The three Primary Care Medical Specialty Certifying Boards: the American Board of Family Medicine (ABFM), the American Board of Internal Medicine (ABIM), and the American Board of Pediatrics (ABP) have been working individually as well as collectively contributing to a joint approach to strengthen medical residency training in primary care, with a particular focus on the knowledge, skills and attitudes that aspiring physicians will need to successfully deliver high quality primary care in the context of both high-need populations and high performing, 21st century healthcare systems.
Each of the boards brings deep expertise in implementing and evaluating innovations in clinical training to this collaborative work [e.g., P4 in Family Medicine, Milestones in Medicine and Pediatrics; and the Initiative for Innovation in Pediatric Education (IIPE)]. The primary care certifying boards establish the standards for physician competency in their respective disciplines, which in turn set the performance bar for primary care training programs and their trainees. They also develop and test tools for physician performance assessment and improvement based on those standards, and help clinical faculty incorporate those tools into their training programs. The PCFDI builds off of and advances current efforts in each of the three disciplines to reform residency training.
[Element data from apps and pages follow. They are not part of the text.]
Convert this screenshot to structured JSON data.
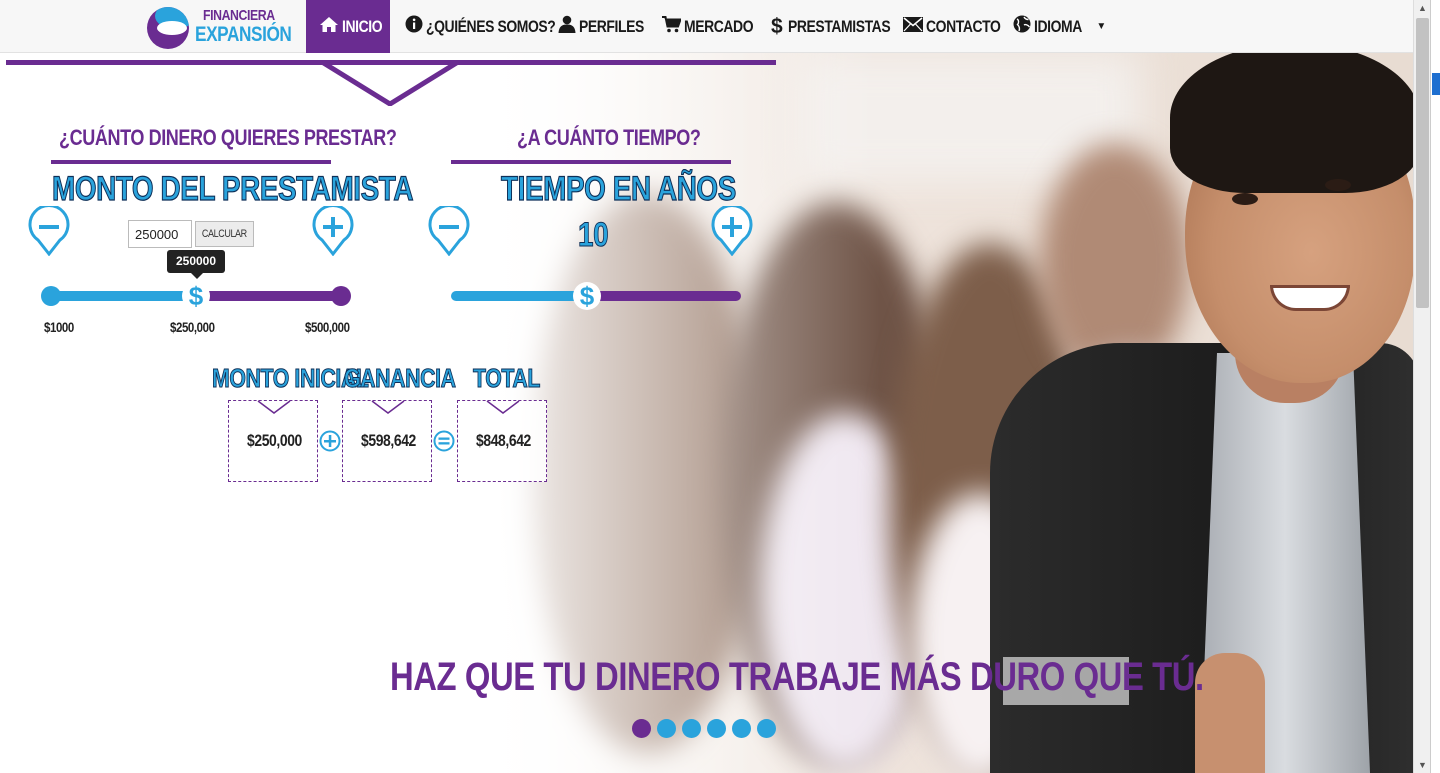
{
  "brand": {
    "top": "FINANCIERA",
    "bottom": "EXPANSIÓN"
  },
  "nav": {
    "inicio": "INICIO",
    "quienes": "¿QUIÉNES SOMOS?",
    "perfiles": "PERFILES",
    "mercado": "MERCADO",
    "prestamistas": "PRESTAMISTAS",
    "contacto": "CONTACTO",
    "idioma": "IDIOMA",
    "prestamistas_icon": "$"
  },
  "calculator": {
    "amount_question": "¿CUÁNTO DINERO QUIERES PRESTAR?",
    "amount_title": "MONTO DEL PRESTAMISTA",
    "amount_input_value": "250000",
    "calc_button": "CALCULAR",
    "tooltip": "250000",
    "amount_fraction": 0.5,
    "tick_min": "$1000",
    "tick_mid": "$250,000",
    "tick_max": "$500,000",
    "time_question": "¿A CUÁNTO TIEMPO?",
    "time_title": "TIEMPO EN AÑOS",
    "years_value": "10",
    "years_fraction": 0.47,
    "handle_symbol": "$"
  },
  "results": {
    "initial_label": "MONTO INICIAL",
    "initial_value": "$250,000",
    "gain_label": "GANANCIA",
    "gain_value": "$598,642",
    "total_label": "TOTAL",
    "total_value": "$848,642"
  },
  "hero": {
    "slogan": "HAZ QUE TU DINERO TRABAJE MÁS DURO QUE TÚ.",
    "carousel_count": 6,
    "carousel_active": 0
  },
  "colors": {
    "purple": "#6a2c91",
    "blue": "#2aa3dc",
    "dark_navy": "#0e2f57"
  },
  "icons": [
    "home-icon",
    "info-icon",
    "user-icon",
    "cart-icon",
    "dollar-icon",
    "envelope-icon",
    "globe-icon",
    "minus-pin-icon",
    "plus-pin-icon"
  ]
}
Since 2009, the boards have been working together on the PCFDI through a representative Steering Committee (SC) comprised of educational leaders and educational researchers in the primary care disciplines of Family Medicine, Internal Medicine and Pediatrics. The SC provides expertise in content, program development, leadership and coordination across their organizations and constituencies to assure the participation, quality, and relevance of the PCFDI. Collectively, this group has contributed hundreds of hours of in-kind support to the development of this pilot project and will assist key personnel in achieving the goals of this important pilot project.
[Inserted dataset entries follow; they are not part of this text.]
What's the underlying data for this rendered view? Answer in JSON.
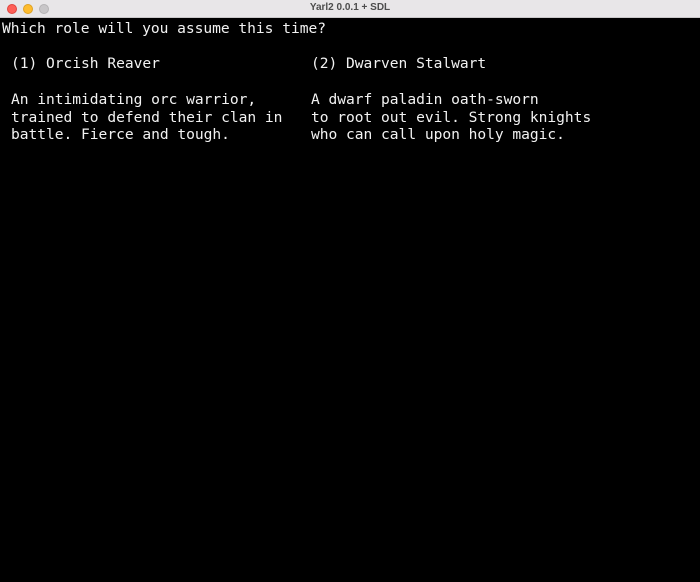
{
  "window": {
    "title": "Yarl2 0.0.1 + SDL",
    "controls": [
      "close",
      "minimize",
      "maximize"
    ]
  },
  "terminal": {
    "prompt": "Which role will you assume this time?",
    "options": [
      {
        "key": "1",
        "heading": "(1) Orcish Reaver",
        "name": "Orcish Reaver",
        "description": [
          "An intimidating orc warrior,",
          "trained to defend their clan in",
          "battle. Fierce and tough."
        ]
      },
      {
        "key": "2",
        "heading": "(2) Dwarven Stalwart",
        "name": "Dwarven Stalwart",
        "description": [
          "A dwarf paladin oath-sworn",
          "to root out evil. Strong knights",
          "who can call upon holy magic."
        ]
      }
    ]
  },
  "colors": {
    "background": "#000000",
    "text": "#f2f2f2",
    "titlebar": "#e8e6e8"
  }
}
The Steering Committee recognizes that no single course or initiative will be sufficient to bring about true transformation. However, we believe this initiative will succeed, by creating regional learning communities, using theory-based, interactive educational approaches and by creating a supportive national infrastructure that has the capacity to catalyze meaningful change.